The United States’ Drug Enforcement Administration (DEA) made a ruling that removes CBD from the agency’s list of Schedule 1 drugs. This is an opportunity for CBD companies to explore other practical uses for CBD products given that regulatory agencies become more lenient toward CBD when it provides proven benefits. We can expect to have more permissive regulations in the near future.
The United States’ Drug Enforcement Administration (DEA) made a ruling that removes cannabidiol (CBD) from the agency’s list of Schedule 1 drugs, per CNBC.
The DEA considers drugs that have less than 0.1 percent THC as a Schedule 5 drug
The agency also imposed that the U.S. Food and Drug Administration (FDA) must also approve these drugs.
The agency defined Schedule 5 drugs as substances with a lower potential for abuse compared to other drugs. Some of the Schedule 5 drugs include antidiarrheal, antitussive, and analgesic medications.
Meanwhile, CBD is a chemical compound found in the cannabis plant
However, it does not give psychoactive effects to its users. Simply put, it does not make people high, unlike THC, which is another compound in the cannabis plant.
This means that the U.S. FDA-approved drug, Epidiolex, received its federal approval—a first of its kind. This allows doctors to prescribe the drug, which treats two rare types of epilepsy for patients two years and older. It’s also possible for insurance companies to cover the only CBD medication approved. This is a topic not discussed by Medicare and Medicaid Services.
This is also a historic moment because this is the first time that the DEA has removed any type of cannabis from its Schedule drugs or controlled substances list.
An opportunity for both CBD and pharmaceutical industry
Only Epidiolex meets DEA standards, but they do not limit it to this epilepsy treatment. This may encourage other companies to develop more CBD medications that would meet DEA and FDA standards.
One of the few downsides of this ruling is that the DEA specifically approved CBD medications. This means that other CBD products may not be able to achieve their standards for federal approval even if these products get FDA approval. The ruling is specific to CBD and excludes other cannabinoids. So if a medication has other cannabinoids in it except for CBD, regardless of its FDA approval, the DEA will not consider it as a Schedule 5 drug.

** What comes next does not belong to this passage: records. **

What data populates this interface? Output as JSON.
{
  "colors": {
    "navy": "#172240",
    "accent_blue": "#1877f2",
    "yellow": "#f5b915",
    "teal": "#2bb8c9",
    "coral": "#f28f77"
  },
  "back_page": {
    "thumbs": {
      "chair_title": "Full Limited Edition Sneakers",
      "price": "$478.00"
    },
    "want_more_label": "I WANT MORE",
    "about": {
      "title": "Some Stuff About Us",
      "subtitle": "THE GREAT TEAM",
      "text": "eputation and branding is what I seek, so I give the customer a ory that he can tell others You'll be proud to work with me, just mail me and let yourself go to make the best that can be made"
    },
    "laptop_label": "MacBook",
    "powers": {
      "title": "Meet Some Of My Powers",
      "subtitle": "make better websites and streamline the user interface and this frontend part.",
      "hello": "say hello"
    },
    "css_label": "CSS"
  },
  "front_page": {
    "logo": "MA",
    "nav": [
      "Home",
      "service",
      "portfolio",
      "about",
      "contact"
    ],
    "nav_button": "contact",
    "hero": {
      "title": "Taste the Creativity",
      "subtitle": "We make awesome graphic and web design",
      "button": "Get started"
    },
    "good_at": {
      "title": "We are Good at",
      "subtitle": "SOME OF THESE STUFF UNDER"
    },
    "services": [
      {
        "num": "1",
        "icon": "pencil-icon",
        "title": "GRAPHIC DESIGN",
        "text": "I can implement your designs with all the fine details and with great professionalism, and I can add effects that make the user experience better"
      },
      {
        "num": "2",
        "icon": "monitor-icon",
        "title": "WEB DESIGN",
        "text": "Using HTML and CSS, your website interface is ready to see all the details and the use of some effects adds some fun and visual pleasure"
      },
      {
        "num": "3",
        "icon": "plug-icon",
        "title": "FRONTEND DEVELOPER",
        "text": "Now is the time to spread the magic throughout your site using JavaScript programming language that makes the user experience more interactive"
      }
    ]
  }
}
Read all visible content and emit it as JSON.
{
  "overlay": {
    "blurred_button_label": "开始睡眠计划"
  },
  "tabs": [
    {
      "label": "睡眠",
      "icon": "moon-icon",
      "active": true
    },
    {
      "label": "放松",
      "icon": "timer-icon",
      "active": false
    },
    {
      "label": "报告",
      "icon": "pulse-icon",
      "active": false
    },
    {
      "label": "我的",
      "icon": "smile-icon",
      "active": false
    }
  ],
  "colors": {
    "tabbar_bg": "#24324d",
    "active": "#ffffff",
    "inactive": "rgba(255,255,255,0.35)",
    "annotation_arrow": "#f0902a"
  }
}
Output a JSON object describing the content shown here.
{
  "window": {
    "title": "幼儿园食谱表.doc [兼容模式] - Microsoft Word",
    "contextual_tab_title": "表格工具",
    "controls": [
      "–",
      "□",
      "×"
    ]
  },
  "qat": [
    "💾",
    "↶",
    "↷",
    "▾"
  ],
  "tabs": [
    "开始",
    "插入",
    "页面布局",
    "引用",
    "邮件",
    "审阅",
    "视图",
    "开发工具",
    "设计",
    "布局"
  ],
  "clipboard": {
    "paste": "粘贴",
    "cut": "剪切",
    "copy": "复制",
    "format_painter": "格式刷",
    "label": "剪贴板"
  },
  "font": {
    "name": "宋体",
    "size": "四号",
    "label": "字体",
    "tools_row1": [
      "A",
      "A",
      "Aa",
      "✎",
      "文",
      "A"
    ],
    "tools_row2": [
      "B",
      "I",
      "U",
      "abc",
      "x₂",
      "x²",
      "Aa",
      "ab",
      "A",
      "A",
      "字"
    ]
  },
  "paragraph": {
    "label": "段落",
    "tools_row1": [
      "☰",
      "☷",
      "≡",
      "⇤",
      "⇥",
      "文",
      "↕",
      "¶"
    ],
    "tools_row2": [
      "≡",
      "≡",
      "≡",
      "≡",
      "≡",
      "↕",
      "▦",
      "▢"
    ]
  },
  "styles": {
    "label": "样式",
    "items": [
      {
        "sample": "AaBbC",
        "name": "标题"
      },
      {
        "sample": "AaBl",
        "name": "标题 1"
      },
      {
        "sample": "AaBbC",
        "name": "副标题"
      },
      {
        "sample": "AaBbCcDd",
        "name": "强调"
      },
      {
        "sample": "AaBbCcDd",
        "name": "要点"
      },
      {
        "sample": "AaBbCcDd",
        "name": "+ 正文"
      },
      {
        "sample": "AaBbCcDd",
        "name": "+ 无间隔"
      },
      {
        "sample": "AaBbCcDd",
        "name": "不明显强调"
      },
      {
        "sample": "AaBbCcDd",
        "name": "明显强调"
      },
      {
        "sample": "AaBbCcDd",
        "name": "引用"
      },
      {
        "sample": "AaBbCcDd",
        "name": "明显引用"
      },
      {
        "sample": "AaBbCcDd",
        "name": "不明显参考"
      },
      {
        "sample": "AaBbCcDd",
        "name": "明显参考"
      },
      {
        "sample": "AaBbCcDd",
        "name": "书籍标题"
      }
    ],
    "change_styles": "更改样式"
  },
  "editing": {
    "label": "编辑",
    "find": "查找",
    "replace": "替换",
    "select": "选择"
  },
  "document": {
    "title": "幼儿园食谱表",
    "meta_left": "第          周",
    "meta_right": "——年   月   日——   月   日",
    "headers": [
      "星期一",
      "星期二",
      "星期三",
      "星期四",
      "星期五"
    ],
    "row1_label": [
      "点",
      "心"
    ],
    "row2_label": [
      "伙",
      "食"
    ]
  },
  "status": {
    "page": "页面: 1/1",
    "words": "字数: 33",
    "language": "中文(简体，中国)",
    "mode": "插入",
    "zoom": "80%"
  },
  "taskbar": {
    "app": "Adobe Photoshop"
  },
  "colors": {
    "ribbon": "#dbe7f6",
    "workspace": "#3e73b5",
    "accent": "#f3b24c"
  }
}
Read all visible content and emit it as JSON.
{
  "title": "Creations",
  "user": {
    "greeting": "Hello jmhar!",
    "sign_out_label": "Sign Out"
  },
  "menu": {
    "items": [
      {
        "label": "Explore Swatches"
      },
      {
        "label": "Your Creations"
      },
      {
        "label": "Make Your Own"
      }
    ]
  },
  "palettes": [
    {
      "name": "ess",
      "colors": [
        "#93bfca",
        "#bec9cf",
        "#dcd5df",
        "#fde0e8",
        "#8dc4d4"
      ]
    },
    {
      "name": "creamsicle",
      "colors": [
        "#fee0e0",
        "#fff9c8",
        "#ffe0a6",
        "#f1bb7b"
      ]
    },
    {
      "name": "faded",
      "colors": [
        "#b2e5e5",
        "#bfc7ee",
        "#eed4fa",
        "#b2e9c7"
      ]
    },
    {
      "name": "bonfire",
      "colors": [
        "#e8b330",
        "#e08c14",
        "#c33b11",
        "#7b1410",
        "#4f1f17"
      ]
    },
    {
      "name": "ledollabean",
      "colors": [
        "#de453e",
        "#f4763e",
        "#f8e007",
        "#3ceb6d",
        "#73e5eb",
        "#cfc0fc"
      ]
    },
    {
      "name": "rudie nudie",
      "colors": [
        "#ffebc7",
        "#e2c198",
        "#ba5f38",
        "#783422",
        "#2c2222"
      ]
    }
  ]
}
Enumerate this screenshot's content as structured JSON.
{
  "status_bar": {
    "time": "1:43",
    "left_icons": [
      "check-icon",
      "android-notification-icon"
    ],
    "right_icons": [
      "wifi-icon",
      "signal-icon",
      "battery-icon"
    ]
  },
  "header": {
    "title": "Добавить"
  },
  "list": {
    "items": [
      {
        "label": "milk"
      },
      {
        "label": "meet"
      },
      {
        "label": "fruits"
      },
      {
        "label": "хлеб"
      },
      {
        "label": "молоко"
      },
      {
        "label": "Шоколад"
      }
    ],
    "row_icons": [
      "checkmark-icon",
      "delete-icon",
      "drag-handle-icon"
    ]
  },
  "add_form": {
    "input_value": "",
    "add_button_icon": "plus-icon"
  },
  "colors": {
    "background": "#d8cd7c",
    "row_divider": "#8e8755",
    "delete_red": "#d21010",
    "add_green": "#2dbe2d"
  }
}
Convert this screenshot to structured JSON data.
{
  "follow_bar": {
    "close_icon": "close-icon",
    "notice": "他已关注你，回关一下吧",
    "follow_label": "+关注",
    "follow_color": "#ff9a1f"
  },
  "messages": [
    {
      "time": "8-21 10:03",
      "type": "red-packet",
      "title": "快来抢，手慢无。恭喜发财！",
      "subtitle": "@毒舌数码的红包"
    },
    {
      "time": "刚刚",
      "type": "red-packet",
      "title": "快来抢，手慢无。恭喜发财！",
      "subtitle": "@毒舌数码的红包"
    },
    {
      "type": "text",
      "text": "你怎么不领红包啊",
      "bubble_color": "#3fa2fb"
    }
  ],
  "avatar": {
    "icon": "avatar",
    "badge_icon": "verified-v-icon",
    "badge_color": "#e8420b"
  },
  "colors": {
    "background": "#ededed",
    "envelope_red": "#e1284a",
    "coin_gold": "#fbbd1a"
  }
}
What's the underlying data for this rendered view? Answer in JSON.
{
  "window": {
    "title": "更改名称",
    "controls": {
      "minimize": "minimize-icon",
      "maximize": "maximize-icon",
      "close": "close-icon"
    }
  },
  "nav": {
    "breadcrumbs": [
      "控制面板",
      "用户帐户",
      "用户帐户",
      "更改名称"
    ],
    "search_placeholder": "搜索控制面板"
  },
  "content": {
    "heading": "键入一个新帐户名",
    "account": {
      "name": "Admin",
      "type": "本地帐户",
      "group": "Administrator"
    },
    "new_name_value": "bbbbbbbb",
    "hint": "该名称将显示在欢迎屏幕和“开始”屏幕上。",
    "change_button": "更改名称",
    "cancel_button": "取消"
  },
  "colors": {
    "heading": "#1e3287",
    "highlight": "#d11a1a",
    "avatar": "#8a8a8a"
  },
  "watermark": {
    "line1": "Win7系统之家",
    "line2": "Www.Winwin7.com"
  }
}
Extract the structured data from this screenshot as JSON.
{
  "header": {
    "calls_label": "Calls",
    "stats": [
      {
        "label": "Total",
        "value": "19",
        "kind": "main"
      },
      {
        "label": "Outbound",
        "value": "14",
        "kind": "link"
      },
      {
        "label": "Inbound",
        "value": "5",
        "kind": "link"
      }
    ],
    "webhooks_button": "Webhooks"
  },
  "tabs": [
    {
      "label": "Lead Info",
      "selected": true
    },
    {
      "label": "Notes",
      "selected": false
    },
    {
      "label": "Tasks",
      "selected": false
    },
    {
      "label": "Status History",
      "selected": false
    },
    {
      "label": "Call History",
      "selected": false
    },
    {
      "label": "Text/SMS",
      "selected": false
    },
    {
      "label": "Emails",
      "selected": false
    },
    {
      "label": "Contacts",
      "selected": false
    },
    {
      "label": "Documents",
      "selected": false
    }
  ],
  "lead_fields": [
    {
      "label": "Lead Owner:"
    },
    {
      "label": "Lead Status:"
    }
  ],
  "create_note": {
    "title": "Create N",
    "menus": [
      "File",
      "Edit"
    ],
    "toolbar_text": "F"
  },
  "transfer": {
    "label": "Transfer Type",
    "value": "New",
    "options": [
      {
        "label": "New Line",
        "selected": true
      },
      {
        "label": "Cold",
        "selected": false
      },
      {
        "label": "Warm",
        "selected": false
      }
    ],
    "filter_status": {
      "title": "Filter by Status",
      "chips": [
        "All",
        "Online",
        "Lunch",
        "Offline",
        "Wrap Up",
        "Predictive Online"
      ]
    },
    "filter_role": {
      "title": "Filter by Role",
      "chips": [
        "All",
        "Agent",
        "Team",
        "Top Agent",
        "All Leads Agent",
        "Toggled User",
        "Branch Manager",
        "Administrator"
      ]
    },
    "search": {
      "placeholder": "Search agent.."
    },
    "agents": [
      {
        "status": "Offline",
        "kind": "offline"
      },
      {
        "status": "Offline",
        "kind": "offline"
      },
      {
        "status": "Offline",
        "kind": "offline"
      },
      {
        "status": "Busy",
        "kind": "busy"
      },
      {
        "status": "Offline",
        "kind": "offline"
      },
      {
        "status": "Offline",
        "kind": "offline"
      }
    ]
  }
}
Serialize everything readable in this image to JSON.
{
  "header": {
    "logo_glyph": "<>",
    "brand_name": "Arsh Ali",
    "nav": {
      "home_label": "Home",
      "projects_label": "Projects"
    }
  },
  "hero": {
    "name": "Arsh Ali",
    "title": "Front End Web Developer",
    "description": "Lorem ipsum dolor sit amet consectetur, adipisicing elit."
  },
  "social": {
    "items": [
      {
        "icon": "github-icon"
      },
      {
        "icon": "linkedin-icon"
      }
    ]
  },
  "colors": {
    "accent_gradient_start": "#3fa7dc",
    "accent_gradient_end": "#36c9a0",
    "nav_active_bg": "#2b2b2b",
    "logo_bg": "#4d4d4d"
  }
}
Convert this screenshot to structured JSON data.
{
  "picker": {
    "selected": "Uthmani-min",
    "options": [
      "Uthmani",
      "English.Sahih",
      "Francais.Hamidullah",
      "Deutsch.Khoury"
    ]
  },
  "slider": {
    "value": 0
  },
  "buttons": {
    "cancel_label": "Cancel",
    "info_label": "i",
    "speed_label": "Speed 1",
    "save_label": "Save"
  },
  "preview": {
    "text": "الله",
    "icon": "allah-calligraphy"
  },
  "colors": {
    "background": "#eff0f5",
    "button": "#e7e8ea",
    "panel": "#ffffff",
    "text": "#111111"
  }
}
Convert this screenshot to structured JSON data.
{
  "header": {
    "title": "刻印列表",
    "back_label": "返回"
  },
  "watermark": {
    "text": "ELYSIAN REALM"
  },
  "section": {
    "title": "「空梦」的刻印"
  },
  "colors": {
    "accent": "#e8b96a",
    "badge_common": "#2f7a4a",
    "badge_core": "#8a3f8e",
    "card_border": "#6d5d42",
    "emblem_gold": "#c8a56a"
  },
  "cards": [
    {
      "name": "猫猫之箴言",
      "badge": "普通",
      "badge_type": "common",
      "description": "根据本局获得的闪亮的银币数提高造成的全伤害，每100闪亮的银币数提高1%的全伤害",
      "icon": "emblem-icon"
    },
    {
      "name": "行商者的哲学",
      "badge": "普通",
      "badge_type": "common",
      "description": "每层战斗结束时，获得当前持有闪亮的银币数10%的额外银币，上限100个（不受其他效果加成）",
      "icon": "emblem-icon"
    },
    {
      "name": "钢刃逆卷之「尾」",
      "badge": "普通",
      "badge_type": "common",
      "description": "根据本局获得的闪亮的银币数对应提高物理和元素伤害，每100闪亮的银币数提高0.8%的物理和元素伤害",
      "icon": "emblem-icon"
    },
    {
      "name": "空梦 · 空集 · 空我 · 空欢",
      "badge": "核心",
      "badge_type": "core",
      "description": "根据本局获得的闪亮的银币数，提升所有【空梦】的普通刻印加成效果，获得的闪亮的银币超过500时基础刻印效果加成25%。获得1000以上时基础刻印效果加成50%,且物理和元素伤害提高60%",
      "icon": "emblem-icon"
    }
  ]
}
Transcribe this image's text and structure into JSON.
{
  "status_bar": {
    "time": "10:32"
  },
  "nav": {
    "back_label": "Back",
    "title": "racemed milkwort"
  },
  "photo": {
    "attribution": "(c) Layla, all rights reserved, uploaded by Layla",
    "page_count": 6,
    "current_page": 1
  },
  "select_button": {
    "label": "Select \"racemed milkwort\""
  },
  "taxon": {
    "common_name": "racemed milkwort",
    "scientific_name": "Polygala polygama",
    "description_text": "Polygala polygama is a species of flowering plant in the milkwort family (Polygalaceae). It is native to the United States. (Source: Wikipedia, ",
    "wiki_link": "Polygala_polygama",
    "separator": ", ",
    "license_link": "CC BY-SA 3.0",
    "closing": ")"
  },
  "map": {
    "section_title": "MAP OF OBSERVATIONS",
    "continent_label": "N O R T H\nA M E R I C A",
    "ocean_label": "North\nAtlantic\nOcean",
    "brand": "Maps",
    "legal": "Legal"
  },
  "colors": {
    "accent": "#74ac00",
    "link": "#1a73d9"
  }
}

Another setback is that the DEA stated that any bulk cannabis material used to make Epidiolex will still be a Schedule 1 substances. This means that it would still be illegal to make CBD in the U.S.
A great push for CBD industry
Though they apply the ruling to only one specific product, it is still a positive thing that the DEA was able to make such changes, especially involving products with CBD. It is now more probable for the DEA or any other regulatory agencies to consider their stand when it comes to CBD. It is now more probable for the DEA or any other regulatory agencies to consider their stand when it comes to CBD.
This also opens an opportunity for CBD companies to explore other practical uses for CBD products given that regulatory agencies become more lenient toward CBD when it provides proven benefits, just like Epidiolex has.
We can expect to have more permissive regulations in the near future and this is only the start.
(Featured Image by Kevin Lanceplaine)